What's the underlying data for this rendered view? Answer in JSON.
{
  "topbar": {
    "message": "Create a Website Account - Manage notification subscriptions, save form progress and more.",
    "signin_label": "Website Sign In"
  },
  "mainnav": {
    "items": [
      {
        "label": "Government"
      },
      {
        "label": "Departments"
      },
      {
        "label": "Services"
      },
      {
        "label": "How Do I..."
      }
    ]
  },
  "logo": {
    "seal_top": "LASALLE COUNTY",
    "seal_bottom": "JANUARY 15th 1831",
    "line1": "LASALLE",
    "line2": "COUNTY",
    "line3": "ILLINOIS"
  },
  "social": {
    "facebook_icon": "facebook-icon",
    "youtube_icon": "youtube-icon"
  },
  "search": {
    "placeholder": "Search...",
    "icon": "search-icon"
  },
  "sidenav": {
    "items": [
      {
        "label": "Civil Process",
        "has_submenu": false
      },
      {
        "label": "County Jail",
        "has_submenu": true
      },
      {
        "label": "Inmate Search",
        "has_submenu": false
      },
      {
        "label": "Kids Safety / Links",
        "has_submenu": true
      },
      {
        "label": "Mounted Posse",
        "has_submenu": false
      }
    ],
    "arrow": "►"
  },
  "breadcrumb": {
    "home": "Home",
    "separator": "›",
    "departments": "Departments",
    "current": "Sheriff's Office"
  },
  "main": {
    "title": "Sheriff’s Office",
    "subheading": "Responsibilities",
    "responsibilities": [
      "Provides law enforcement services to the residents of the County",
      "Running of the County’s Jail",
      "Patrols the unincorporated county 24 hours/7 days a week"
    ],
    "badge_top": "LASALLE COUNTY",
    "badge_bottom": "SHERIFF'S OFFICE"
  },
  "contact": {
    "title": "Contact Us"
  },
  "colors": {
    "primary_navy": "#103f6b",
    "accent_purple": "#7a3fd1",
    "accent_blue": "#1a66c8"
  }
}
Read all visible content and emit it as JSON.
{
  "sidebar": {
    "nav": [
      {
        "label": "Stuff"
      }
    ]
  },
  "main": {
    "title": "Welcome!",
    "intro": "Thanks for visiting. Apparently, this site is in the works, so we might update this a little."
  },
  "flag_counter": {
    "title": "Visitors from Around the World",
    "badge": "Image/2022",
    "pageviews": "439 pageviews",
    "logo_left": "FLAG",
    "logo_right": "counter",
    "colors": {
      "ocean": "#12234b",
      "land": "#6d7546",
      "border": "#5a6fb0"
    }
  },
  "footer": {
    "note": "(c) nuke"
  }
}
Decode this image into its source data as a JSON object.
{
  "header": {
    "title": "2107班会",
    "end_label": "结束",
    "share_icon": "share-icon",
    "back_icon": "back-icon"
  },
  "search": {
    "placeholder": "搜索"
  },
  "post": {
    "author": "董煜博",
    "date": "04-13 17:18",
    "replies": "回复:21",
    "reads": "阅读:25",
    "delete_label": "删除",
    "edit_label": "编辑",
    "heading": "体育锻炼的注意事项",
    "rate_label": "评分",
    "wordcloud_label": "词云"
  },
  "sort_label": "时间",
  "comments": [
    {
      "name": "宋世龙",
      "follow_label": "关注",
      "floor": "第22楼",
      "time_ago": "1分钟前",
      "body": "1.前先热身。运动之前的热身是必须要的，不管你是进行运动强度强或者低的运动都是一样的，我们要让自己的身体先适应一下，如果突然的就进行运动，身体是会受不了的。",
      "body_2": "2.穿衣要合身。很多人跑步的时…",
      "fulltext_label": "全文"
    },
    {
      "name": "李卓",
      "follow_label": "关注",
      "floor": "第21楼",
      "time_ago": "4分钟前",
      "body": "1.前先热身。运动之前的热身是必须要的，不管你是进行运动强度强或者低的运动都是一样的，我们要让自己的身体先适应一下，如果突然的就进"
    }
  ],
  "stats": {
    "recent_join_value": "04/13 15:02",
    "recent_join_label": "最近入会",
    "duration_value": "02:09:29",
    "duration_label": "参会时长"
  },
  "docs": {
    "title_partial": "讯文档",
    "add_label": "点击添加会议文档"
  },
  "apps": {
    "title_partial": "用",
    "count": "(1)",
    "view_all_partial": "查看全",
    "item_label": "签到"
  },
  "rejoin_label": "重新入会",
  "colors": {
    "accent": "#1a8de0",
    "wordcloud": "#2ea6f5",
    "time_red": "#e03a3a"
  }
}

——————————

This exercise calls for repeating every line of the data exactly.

What's the underlying data for this rendered view? Answer in JSON.
{
  "topbar": {
    "message": "Create a Website Account - Manage notification subscriptions, save form progress and more.",
    "signin_label": "Website Sign In"
  },
  "mainnav": {
    "items": [
      {
        "label": "Government"
      },
      {
        "label": "Departments"
      },
      {
        "label": "Services"
      },
      {
        "label": "How Do I..."
      }
    ]
  },
  "logo": {
    "seal_top": "LASALLE COUNTY",
    "seal_bottom": "JANUARY 15th 1831",
    "line1": "LASALLE",
    "line2": "COUNTY",
    "line3": "ILLINOIS"
  },
  "social": {
    "facebook_icon": "facebook-icon",
    "youtube_icon": "youtube-icon"
  },
  "search": {
    "placeholder": "Search...",
    "icon": "search-icon"
  },
  "sidenav": {
    "items": [
      {
        "label": "Civil Process",
        "has_submenu": false
      },
      {
        "label": "County Jail",
        "has_submenu": true
      },
      {
        "label": "Inmate Search",
        "has_submenu": false
      },
      {
        "label": "Kids Safety / Links",
        "has_submenu": true
      },
      {
        "label": "Mounted Posse",
        "has_submenu": false
      }
    ],
    "arrow": "►"
  },
  "breadcrumb": {
    "home": "Home",
    "separator": "›",
    "departments": "Departments",
    "current": "Sheriff's Office"
  },
  "main": {
    "title": "Sheriff’s Office",
    "subheading": "Responsibilities",
    "responsibilities": [
      "Provides law enforcement services to the residents of the County",
      "Running of the County’s Jail",
      "Patrols the unincorporated county 24 hours/7 days a week"
    ],
    "badge_top": "LASALLE COUNTY",
    "badge_bottom": "SHERIFF'S OFFICE"
  },
  "contact": {
    "title": "Contact Us"
  },
  "colors": {
    "primary_navy": "#103f6b",
    "accent_purple": "#7a3fd1",
    "accent_blue": "#1a66c8"
  }
}
Read all visible content and emit it as JSON.
{
  "sidebar": {
    "nav": [
      {
        "label": "Stuff"
      }
    ]
  },
  "main": {
    "title": "Welcome!",
    "intro": "Thanks for visiting. Apparently, this site is in the works, so we might update this a little."
  },
  "flag_counter": {
    "title": "Visitors from Around the World",
    "badge": "Image/2022",
    "pageviews": "439 pageviews",
    "logo_left": "FLAG",
    "logo_right": "counter",
    "colors": {
      "ocean": "#12234b",
      "land": "#6d7546",
      "border": "#5a6fb0"
    }
  },
  "footer": {
    "note": "(c) nuke"
  }
}
Decode this image into its source data as a JSON object.
{
  "header": {
    "title": "2107班会",
    "end_label": "结束",
    "share_icon": "share-icon",
    "back_icon": "back-icon"
  },
  "search": {
    "placeholder": "搜索"
  },
  "post": {
    "author": "董煜博",
    "date": "04-13 17:18",
    "replies": "回复:21",
    "reads": "阅读:25",
    "delete_label": "删除",
    "edit_label": "编辑",
    "heading": "体育锻炼的注意事项",
    "rate_label": "评分",
    "wordcloud_label": "词云"
  },
  "sort_label": "时间",
  "comments": [
    {
      "name": "宋世龙",
      "follow_label": "关注",
      "floor": "第22楼",
      "time_ago": "1分钟前",
      "body": "1.前先热身。运动之前的热身是必须要的，不管你是进行运动强度强或者低的运动都是一样的，我们要让自己的身体先适应一下，如果突然的就进行运动，身体是会受不了的。",
      "body_2": "2.穿衣要合身。很多人跑步的时…",
      "fulltext_label": "全文"
    },
    {
      "name": "李卓",
      "follow_label": "关注",
      "floor": "第21楼",
      "time_ago": "4分钟前",
      "body": "1.前先热身。运动之前的热身是必须要的，不管你是进行运动强度强或者低的运动都是一样的，我们要让自己的身体先适应一下，如果突然的就进"
    }
  ],
  "stats": {
    "recent_join_value": "04/13 15:02",
    "recent_join_label": "最近入会",
    "duration_value": "02:09:29",
    "duration_label": "参会时长"
  },
  "docs": {
    "title_partial": "讯文档",
    "add_label": "点击添加会议文档"
  },
  "apps": {
    "title_partial": "用",
    "count": "(1)",
    "view_all_partial": "查看全",
    "item_label": "签到"
  },
  "rejoin_label": "重新入会",
  "colors": {
    "accent": "#1a8de0",
    "wordcloud": "#2ea6f5",
    "time_red": "#e03a3a"
  }
}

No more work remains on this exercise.